Do you have to buy a set of light pans just for cakes? Not necessarily.
Dark-colored pans absorb heat more efficiently than light-colored pans, so the sides and bottoms of items baked in dark pans will cook and brown more quickly than those of the same items cooked in light pans.
This is an asset when baking cinnamon rolls and deep-dish pizza, where a brown crust is a source of valuable flavor, but it can be a problem with other recipes. Because the batter near the edges in a dark pan will reach its maximum temperature sooner than the batter near the edges in a light pan, a cake baked in a dark pan will have sides that are overly brown and set early, leading to stunted height, while the center continues to rise. This results in a domed cake, which is particularly problematic when making a layer cake. So what do you do if you own dark pans? Do you have to buy a set of light pans just for cakes?

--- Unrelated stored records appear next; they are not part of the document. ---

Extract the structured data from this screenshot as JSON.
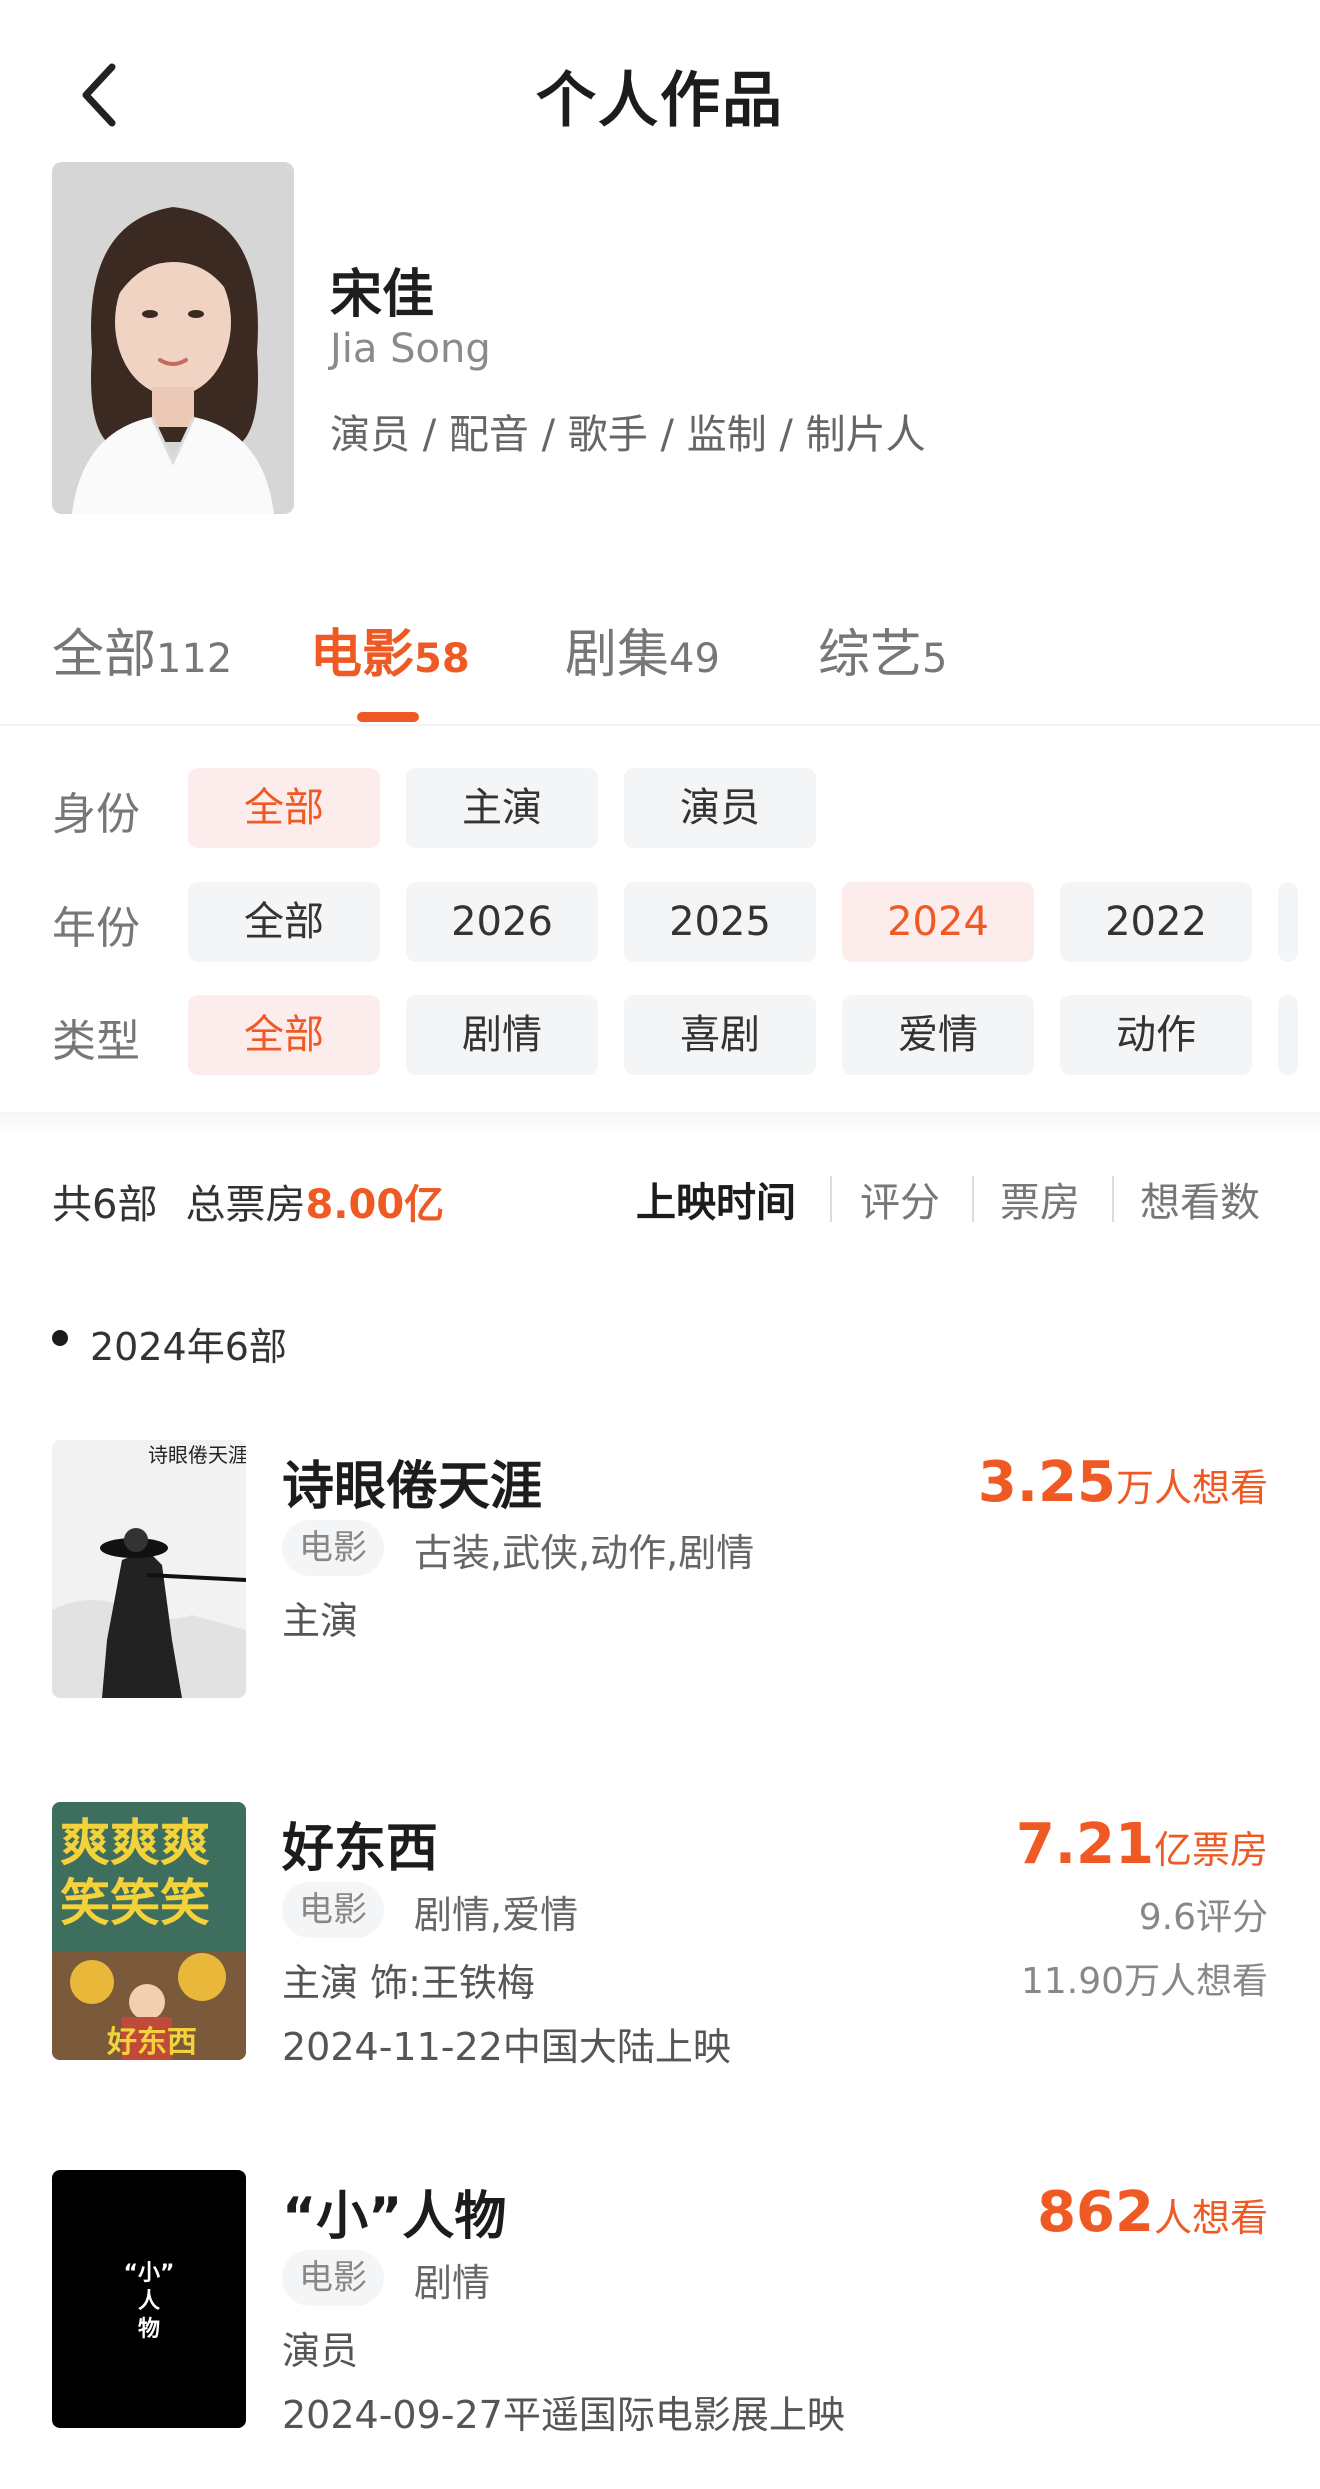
{
  "header": {
    "title": "个人作品",
    "back_icon": "chevron-left-icon"
  },
  "profile": {
    "name": "宋佳",
    "name_en": "Jia Song",
    "roles": "演员 / 配音 / 歌手 / 监制 / 制片人"
  },
  "tabs": [
    {
      "label": "全部",
      "count": "112",
      "active": false
    },
    {
      "label": "电影",
      "count": "58",
      "active": true
    },
    {
      "label": "剧集",
      "count": "49",
      "active": false
    },
    {
      "label": "综艺",
      "count": "5",
      "active": false
    }
  ],
  "filters": {
    "identity": {
      "label": "身份",
      "options": [
        "全部",
        "主演",
        "演员"
      ],
      "selected": "全部"
    },
    "year": {
      "label": "年份",
      "options": [
        "全部",
        "2026",
        "2025",
        "2024",
        "2022"
      ],
      "selected": "2024"
    },
    "genre": {
      "label": "类型",
      "options": [
        "全部",
        "剧情",
        "喜剧",
        "爱情",
        "动作"
      ],
      "selected": "全部"
    }
  },
  "summary": {
    "total": "共6部",
    "box_office_label": "总票房",
    "box_office_value": "8.00亿"
  },
  "sort": {
    "options": [
      "上映时间",
      "评分",
      "票房",
      "想看数"
    ],
    "active": "上映时间"
  },
  "year_group": {
    "heading": "2024年6部"
  },
  "movies": [
    {
      "title": "诗眼倦天涯",
      "tag": "电影",
      "genres": "古装,武侠,动作,剧情",
      "role": "主演",
      "release": "",
      "stat_value": "3.25",
      "stat_unit": "万人想看",
      "rating": "",
      "want": "",
      "poster_text": "诗眼倦天涯"
    },
    {
      "title": "好东西",
      "tag": "电影",
      "genres": "剧情,爱情",
      "role": "主演 饰:王铁梅",
      "release": "2024-11-22中国大陆上映",
      "stat_value": "7.21",
      "stat_unit": "亿票房",
      "rating": "9.6评分",
      "want": "11.90万人想看",
      "poster_text": "爽爽爽笑笑笑"
    },
    {
      "title": "“小”人物",
      "tag": "电影",
      "genres": "剧情",
      "role": "演员",
      "release": "2024-09-27平遥国际电影展上映",
      "stat_value": "862",
      "stat_unit": "人想看",
      "rating": "",
      "want": "",
      "poster_text": "“小”人物"
    }
  ],
  "colors": {
    "accent": "#ef5a24",
    "chip_bg": "#f3f5f7",
    "chip_selected_bg": "#fdecec"
  }
}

Not necessarily. We baked three yellow cake layers: one in a dark pan, one in a light pan, and a third in a dark pan that had been wrapped in aluminum foil. The cake baked in the dark pan looked as expected: The edges were very brown and set long before the center, so the center of the cake was higher and domed. But the cake baked in the foil-wrapped dark pan looked the same as the one in the light-colored pan: level, with tender, lightly browned sides and bottom.
So if you only own dark baking pans, when making cakes we recommend wrapping the exteriors with foil as snugly as you can. (At the top of the pan, fold the edge of the foil back onto itself; do not fold the foil over onto the interior.) The shiny side can be in or out; we found that it made no noticeable difference.
When we baked cakes in dark pans and dark pans wrapped in foil and monitored the batter near the edges of the pans using temperature probes, the batter near the edge in the dark pan reached its maximum temperature, and so stopped rising (thus leading to doming), much earlier in the baking process than the edge of the cake in the foil-wrapped pan.